** ABOUT THIS TASK **
Print out the full listing below, word for word.

** DATA SHOWN **
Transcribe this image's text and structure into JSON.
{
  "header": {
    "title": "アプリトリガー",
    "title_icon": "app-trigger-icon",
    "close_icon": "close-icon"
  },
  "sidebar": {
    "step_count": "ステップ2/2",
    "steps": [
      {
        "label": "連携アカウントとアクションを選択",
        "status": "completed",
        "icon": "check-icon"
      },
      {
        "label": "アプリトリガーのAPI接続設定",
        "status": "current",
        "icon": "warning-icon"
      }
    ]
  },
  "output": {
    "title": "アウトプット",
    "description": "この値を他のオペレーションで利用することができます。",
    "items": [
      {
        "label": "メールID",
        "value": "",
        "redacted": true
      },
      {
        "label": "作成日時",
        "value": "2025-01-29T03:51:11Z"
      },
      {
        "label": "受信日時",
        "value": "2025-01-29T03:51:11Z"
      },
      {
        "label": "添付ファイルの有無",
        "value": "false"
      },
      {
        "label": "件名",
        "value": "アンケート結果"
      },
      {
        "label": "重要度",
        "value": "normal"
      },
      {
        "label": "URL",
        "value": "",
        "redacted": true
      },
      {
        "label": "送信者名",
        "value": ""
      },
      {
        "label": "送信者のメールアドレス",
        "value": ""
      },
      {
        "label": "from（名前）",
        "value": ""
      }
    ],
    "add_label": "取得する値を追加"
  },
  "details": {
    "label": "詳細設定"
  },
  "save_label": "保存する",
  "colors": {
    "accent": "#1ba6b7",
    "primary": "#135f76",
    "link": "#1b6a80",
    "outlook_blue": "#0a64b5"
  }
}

** SOLUTION BELOW **
Transcribe this image's text and structure into JSON.
{
  "header": {
    "title": "アプリトリガー",
    "title_icon": "app-trigger-icon",
    "close_icon": "close-icon"
  },
  "sidebar": {
    "step_count": "ステップ2/2",
    "steps": [
      {
        "label": "連携アカウントとアクションを選択",
        "status": "completed",
        "icon": "check-icon"
      },
      {
        "label": "アプリトリガーのAPI接続設定",
        "status": "current",
        "icon": "warning-icon"
      }
    ]
  },
  "output": {
    "title": "アウトプット",
    "description": "この値を他のオペレーションで利用することができます。",
    "items": [
      {
        "label": "メールID",
        "value": "",
        "redacted": true
      },
      {
        "label": "作成日時",
        "value": "2025-01-29T03:51:11Z"
      },
      {
        "label": "受信日時",
        "value": "2025-01-29T03:51:11Z"
      },
      {
        "label": "添付ファイルの有無",
        "value": "false"
      },
      {
        "label": "件名",
        "value": "アンケート結果"
      },
      {
        "label": "重要度",
        "value": "normal"
      },
      {
        "label": "URL",
        "value": "",
        "redacted": true
      },
      {
        "label": "送信者名",
        "value": ""
      },
      {
        "label": "送信者のメールアドレス",
        "value": ""
      },
      {
        "label": "from（名前）",
        "value": ""
      }
    ],
    "add_label": "取得する値を追加"
  },
  "details": {
    "label": "詳細設定"
  },
  "save_label": "保存する",
  "colors": {
    "accent": "#1ba6b7",
    "primary": "#135f76",
    "link": "#1b6a80",
    "outlook_blue": "#0a64b5"
  }
}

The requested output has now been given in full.